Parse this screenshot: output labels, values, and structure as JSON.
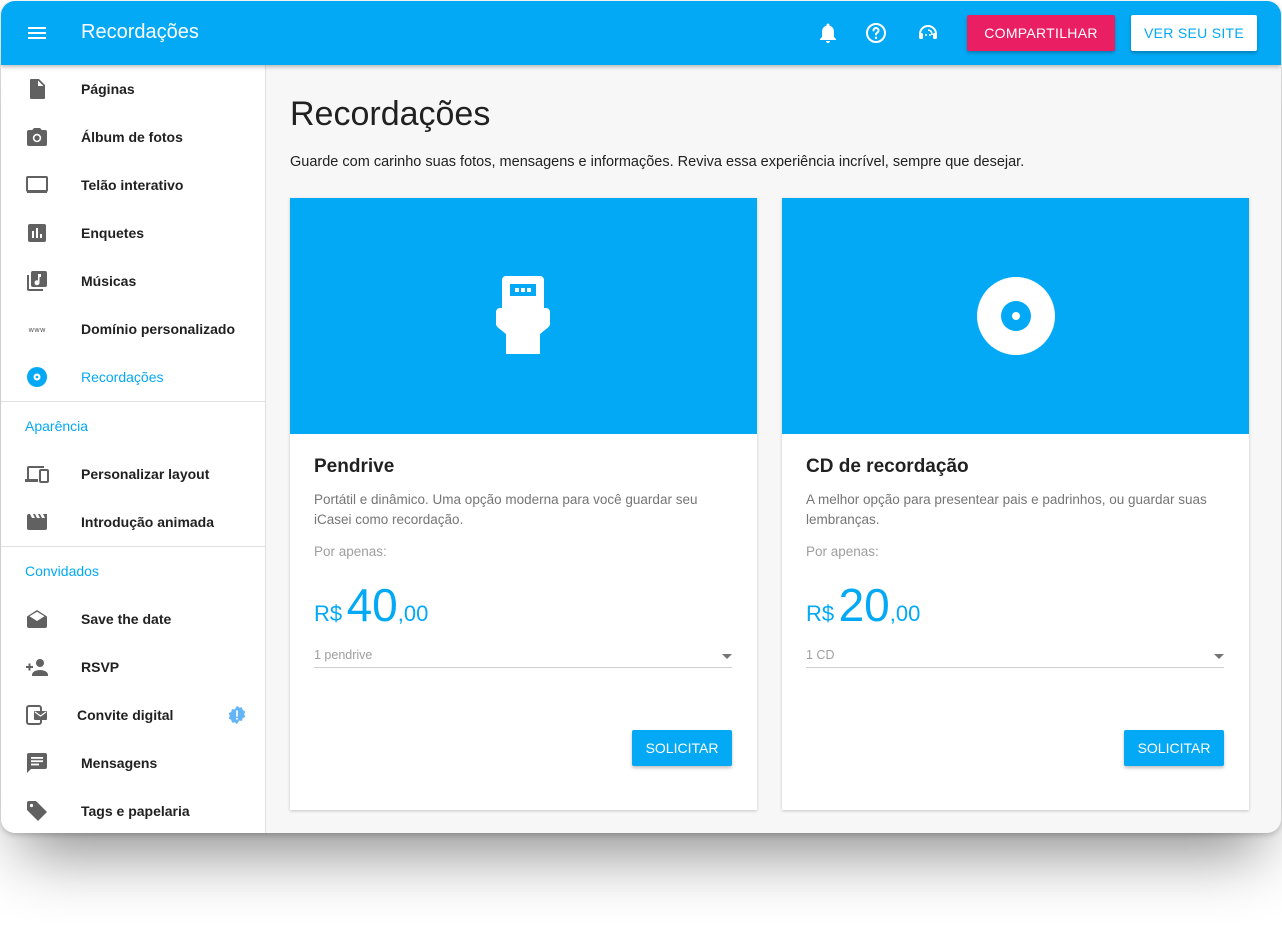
{
  "appbar": {
    "title": "Recordações",
    "share_label": "COMPARTILHAR",
    "site_label": "VER SEU SITE",
    "accent": "#03a9f4",
    "share_color": "#e91e63",
    "icons": [
      "menu-icon",
      "bell-icon",
      "help-icon",
      "support-agent-icon"
    ]
  },
  "sidebar": {
    "items": [
      {
        "label": "Páginas",
        "icon": "file-icon"
      },
      {
        "label": "Álbum de fotos",
        "icon": "camera-icon"
      },
      {
        "label": "Telão interativo",
        "icon": "monitor-icon"
      },
      {
        "label": "Enquetes",
        "icon": "poll-icon"
      },
      {
        "label": "Músicas",
        "icon": "music-library-icon"
      },
      {
        "label": "Domínio personalizado",
        "icon": "www-icon"
      },
      {
        "label": "Recordações",
        "icon": "disc-icon",
        "active": true
      }
    ],
    "section_appearance": "Aparência",
    "appearance_items": [
      {
        "label": "Personalizar layout",
        "icon": "devices-icon"
      },
      {
        "label": "Introdução animada",
        "icon": "clapperboard-icon"
      }
    ],
    "section_guests": "Convidados",
    "guest_items": [
      {
        "label": "Save the date",
        "icon": "envelope-open-icon"
      },
      {
        "label": "RSVP",
        "icon": "person-add-icon"
      },
      {
        "label": "Convite digital",
        "icon": "mobile-mail-icon",
        "badge": "!"
      },
      {
        "label": "Mensagens",
        "icon": "chat-icon"
      },
      {
        "label": "Tags e papelaria",
        "icon": "tag-icon"
      }
    ]
  },
  "main": {
    "title": "Recordações",
    "description": "Guarde com carinho suas fotos, mensagens e informações. Reviva essa experiência incrível, sempre que desejar.",
    "cards": [
      {
        "icon": "usb-icon",
        "title": "Pendrive",
        "description": "Portátil e dinâmico. Uma opção moderna para você guardar seu iCasei como recordação.",
        "from_label": "Por apenas:",
        "currency": "R$",
        "price_int": "40",
        "price_dec": ",00",
        "select_value": "1 pendrive",
        "button_label": "SOLICITAR"
      },
      {
        "icon": "cd-icon",
        "title": "CD de recordação",
        "description": "A melhor opção para presentear pais e padrinhos, ou guardar suas lembranças.",
        "from_label": "Por apenas:",
        "currency": "R$",
        "price_int": "20",
        "price_dec": ",00",
        "select_value": "1 CD",
        "button_label": "SOLICITAR"
      }
    ]
  }
}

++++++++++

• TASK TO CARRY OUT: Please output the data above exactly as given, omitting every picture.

• COMPLETED EXERCISE:
Parse this screenshot: output labels, values, and structure as JSON.
{
  "appbar": {
    "title": "Recordações",
    "share_label": "COMPARTILHAR",
    "site_label": "VER SEU SITE",
    "accent": "#03a9f4",
    "share_color": "#e91e63",
    "icons": [
      "menu-icon",
      "bell-icon",
      "help-icon",
      "support-agent-icon"
    ]
  },
  "sidebar": {
    "items": [
      {
        "label": "Páginas",
        "icon": "file-icon"
      },
      {
        "label": "Álbum de fotos",
        "icon": "camera-icon"
      },
      {
        "label": "Telão interativo",
        "icon": "monitor-icon"
      },
      {
        "label": "Enquetes",
        "icon": "poll-icon"
      },
      {
        "label": "Músicas",
        "icon": "music-library-icon"
      },
      {
        "label": "Domínio personalizado",
        "icon": "www-icon"
      },
      {
        "label": "Recordações",
        "icon": "disc-icon",
        "active": true
      }
    ],
    "section_appearance": "Aparência",
    "appearance_items": [
      {
        "label": "Personalizar layout",
        "icon": "devices-icon"
      },
      {
        "label": "Introdução animada",
        "icon": "clapperboard-icon"
      }
    ],
    "section_guests": "Convidados",
    "guest_items": [
      {
        "label": "Save the date",
        "icon": "envelope-open-icon"
      },
      {
        "label": "RSVP",
        "icon": "person-add-icon"
      },
      {
        "label": "Convite digital",
        "icon": "mobile-mail-icon",
        "badge": "!"
      },
      {
        "label": "Mensagens",
        "icon": "chat-icon"
      },
      {
        "label": "Tags e papelaria",
        "icon": "tag-icon"
      }
    ]
  },
  "main": {
    "title": "Recordações",
    "description": "Guarde com carinho suas fotos, mensagens e informações. Reviva essa experiência incrível, sempre que desejar.",
    "cards": [
      {
        "icon": "usb-icon",
        "title": "Pendrive",
        "description": "Portátil e dinâmico. Uma opção moderna para você guardar seu iCasei como recordação.",
        "from_label": "Por apenas:",
        "currency": "R$",
        "price_int": "40",
        "price_dec": ",00",
        "select_value": "1 pendrive",
        "button_label": "SOLICITAR"
      },
      {
        "icon": "cd-icon",
        "title": "CD de recordação",
        "description": "A melhor opção para presentear pais e padrinhos, ou guardar suas lembranças.",
        "from_label": "Por apenas:",
        "currency": "R$",
        "price_int": "20",
        "price_dec": ",00",
        "select_value": "1 CD",
        "button_label": "SOLICITAR"
      }
    ]
  }
}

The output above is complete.